The paper discuss a set of issues related to the making of major and minor poles and of emerging patterns of party competition in post-authoritarian party arrangements in Greece, Spain and Portugal in late 1970s and early 1980s. A special attention is paid to the role of centralist and centre-positioned parties and/or alliances. Although some common points could be identified, the early post-authoritarian party system in Greece, Spanish and Portugal showed rather individual dynamics with respect to development of configuration of poles and of prevailing patterns of party competition and co-operation. In order to assess properly the dynamics, outcomes and mid- and long-term impacts of processes of reproduction and/or transformation of configuration of poles, the identities and properties of individual poles and their interaction fields should be analyzed thoroughly. It seems that a key role has been played in this respect by elements of heterogeneity within ideologically defined areas and by historically determined organizational deficits persisting within party families. The making and successful reproduction of major post-authoritarian party poles required capacities to occupy and control effectively large and heterogeneous sectors of political space.

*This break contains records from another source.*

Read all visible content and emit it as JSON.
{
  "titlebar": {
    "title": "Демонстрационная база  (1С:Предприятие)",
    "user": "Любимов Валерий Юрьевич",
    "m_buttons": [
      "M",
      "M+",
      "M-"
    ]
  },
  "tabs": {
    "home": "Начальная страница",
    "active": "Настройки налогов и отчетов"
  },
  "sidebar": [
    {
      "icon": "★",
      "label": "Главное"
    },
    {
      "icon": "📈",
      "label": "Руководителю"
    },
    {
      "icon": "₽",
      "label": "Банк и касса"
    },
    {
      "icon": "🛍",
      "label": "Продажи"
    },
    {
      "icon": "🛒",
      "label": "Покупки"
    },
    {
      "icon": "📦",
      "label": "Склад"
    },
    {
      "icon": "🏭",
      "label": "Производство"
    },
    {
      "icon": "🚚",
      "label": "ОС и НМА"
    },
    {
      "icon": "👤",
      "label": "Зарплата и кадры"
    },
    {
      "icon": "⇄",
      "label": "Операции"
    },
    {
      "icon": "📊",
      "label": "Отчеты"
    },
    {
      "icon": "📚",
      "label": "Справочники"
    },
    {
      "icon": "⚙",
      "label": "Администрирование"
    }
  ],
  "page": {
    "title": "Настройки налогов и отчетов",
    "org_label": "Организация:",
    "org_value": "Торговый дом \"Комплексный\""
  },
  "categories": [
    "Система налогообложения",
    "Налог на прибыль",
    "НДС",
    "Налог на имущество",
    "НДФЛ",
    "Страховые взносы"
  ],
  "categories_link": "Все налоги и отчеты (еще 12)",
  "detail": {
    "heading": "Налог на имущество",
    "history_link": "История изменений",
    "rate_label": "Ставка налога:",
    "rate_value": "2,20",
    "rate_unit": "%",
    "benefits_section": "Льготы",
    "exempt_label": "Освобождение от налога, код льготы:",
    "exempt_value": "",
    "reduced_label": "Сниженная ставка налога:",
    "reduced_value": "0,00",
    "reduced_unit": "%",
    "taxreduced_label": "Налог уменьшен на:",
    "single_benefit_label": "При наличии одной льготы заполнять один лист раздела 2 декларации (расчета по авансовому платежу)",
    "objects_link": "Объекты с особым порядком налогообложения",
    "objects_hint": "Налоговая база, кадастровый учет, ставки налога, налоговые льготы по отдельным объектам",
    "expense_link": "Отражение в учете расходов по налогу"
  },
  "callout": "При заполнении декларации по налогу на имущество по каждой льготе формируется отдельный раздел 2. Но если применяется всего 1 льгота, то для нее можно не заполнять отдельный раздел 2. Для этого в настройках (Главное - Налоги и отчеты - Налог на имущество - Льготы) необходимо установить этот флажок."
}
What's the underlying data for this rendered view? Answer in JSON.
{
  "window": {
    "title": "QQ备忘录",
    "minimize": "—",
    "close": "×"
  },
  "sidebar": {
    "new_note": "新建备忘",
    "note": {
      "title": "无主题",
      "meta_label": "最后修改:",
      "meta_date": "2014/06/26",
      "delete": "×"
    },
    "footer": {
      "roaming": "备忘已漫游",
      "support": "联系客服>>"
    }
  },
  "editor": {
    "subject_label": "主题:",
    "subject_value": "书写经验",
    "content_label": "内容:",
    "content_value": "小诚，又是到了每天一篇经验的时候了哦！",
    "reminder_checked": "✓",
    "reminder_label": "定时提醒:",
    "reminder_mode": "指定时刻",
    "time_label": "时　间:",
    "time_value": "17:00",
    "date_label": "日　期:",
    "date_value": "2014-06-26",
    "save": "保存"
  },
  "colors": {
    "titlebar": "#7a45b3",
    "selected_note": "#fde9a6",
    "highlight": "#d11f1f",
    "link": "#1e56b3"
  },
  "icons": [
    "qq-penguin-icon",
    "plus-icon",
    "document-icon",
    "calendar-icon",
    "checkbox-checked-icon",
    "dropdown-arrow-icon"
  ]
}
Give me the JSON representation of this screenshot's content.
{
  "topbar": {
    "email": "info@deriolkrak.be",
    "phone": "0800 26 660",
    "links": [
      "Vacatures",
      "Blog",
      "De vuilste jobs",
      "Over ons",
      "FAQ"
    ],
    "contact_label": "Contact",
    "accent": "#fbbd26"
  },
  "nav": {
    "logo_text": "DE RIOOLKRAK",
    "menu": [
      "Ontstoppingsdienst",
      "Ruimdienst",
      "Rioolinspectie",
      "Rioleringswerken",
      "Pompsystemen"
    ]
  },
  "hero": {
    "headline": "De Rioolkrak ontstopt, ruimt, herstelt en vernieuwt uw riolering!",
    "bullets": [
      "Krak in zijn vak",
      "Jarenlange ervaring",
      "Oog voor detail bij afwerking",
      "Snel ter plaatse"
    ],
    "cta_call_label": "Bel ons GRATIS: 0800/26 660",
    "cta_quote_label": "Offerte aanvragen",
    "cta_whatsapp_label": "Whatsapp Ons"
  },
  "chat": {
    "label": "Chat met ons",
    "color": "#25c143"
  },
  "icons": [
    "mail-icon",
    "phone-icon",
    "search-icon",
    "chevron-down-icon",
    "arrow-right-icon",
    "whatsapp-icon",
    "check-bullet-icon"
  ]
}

This was an extremely difficult task, especially for early post-authoritarian centre-based formations (e.g. the Spanish UCD in a position of major pole, the Greek EDIK in a position of minor pole) which, in the end, proved to be too much vulnerable. The elimination of these compounded poles could be regarded, in the long run, a prerequisite for an effective (but not necessarily symmetrical) re-structuration of party system and for establishing of relatively stable patterned interactions of major party and political actors.

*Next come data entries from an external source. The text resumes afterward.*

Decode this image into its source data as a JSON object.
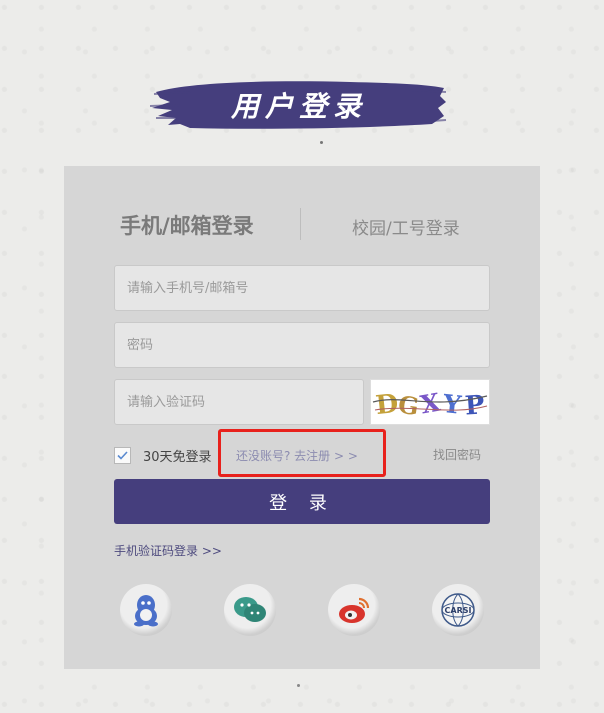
{
  "banner": {
    "title": "用户登录"
  },
  "tabs": {
    "active": "手机/邮箱登录",
    "inactive": "校园/工号登录"
  },
  "form": {
    "account_placeholder": "请输入手机号/邮箱号",
    "password_placeholder": "密码",
    "captcha_placeholder": "请输入验证码",
    "captcha_text": "DGXYP",
    "remember_label": "30天免登录",
    "register_link": "还没账号? 去注册 > >",
    "forgot_link": "找回密码",
    "login_button": "登 录",
    "sms_login_link": "手机验证码登录 >>"
  },
  "colors": {
    "accent": "#453e7d",
    "highlight_box": "#e8211c"
  },
  "socials": [
    {
      "icon": "qq-icon"
    },
    {
      "icon": "wechat-icon"
    },
    {
      "icon": "weibo-icon"
    },
    {
      "icon": "carsi-icon",
      "label": "CARSI"
    }
  ]
}
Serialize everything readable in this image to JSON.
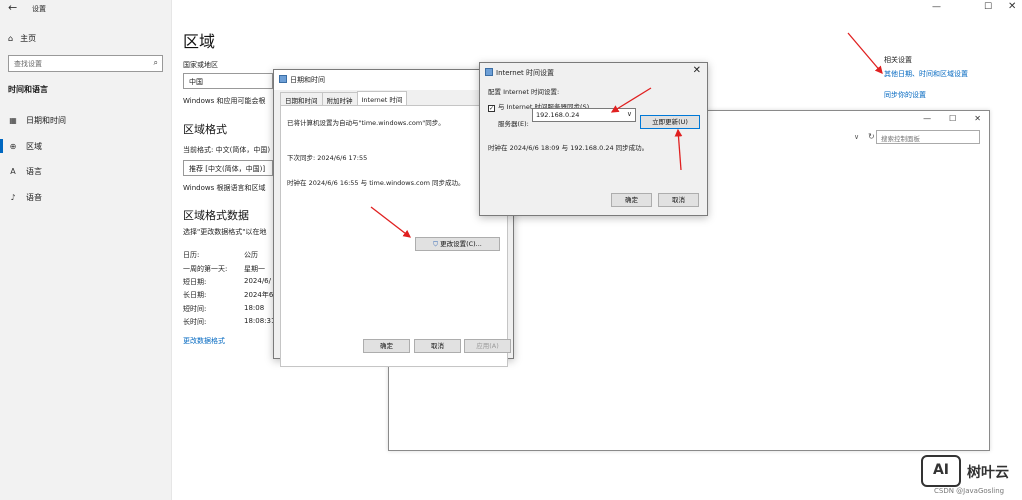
{
  "settings": {
    "window_title": "设置",
    "home": "主页",
    "search_placeholder": "查找设置",
    "group": "时间和语言",
    "nav": [
      "日期和时间",
      "区域",
      "语言",
      "语音"
    ],
    "region_title": "区域",
    "country_label": "国家或地区",
    "country_value": "中国",
    "country_note": "Windows 和应用可能会根",
    "format_title": "区域格式",
    "current_format": "当前格式: 中文(简体，中国)",
    "format_combo": "推荐 [中文(简体，中国)]",
    "format_note": "Windows 根据语言和区域",
    "data_title": "区域格式数据",
    "data_note": "选择\"更改数据格式\"以在地",
    "data_rows": [
      {
        "label": "日历:",
        "value": "公历"
      },
      {
        "label": "一周的第一天:",
        "value": "星期一"
      },
      {
        "label": "短日期:",
        "value": "2024/6/"
      },
      {
        "label": "长日期:",
        "value": "2024年6"
      },
      {
        "label": "短时间:",
        "value": "18:08"
      },
      {
        "label": "长时间:",
        "value": "18:08:31"
      }
    ],
    "change_link": "更改数据格式",
    "related_title": "相关设置",
    "related_links": [
      "其他日期、时间和区域设置",
      "同步你的设置"
    ]
  },
  "control_panel": {
    "search_placeholder": "搜索控制面板"
  },
  "datetime_dialog": {
    "title": "日期和时间",
    "tabs": [
      "日期和时间",
      "附加时钟",
      "Internet 时间"
    ],
    "line1": "已将计算机设置为自动与\"time.windows.com\"同步。",
    "line2": "下次同步: 2024/6/6 17:55",
    "line3": "时钟在 2024/6/6 16:55 与 time.windows.com 同步成功。",
    "change_button": "更改设置(C)...",
    "ok": "确定",
    "cancel": "取消",
    "apply": "应用(A)"
  },
  "internet_dialog": {
    "title": "Internet 时间设置",
    "config_label": "配置 Internet 时间设置:",
    "sync_checkbox": "与 Internet 时间服务器同步(S)",
    "checked": true,
    "server_label": "服务器(E):",
    "server_value": "192.168.0.24",
    "update_button": "立即更新(U)",
    "status": "时钟在 2024/6/6 18:09 与 192.168.0.24 同步成功。",
    "ok": "确定",
    "cancel": "取消"
  },
  "watermark": {
    "logo": "AI",
    "brand": "树叶云",
    "credit": "CSDN @JavaGosling"
  },
  "colors": {
    "accent": "#0067c0",
    "arrow": "#e02020"
  }
}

party system, Greece, Spanish, Portugal, Polarity, post-authoritarian system, politický system, Řecko, Španělsko, Portugalsko, polarita, postautoritářský systém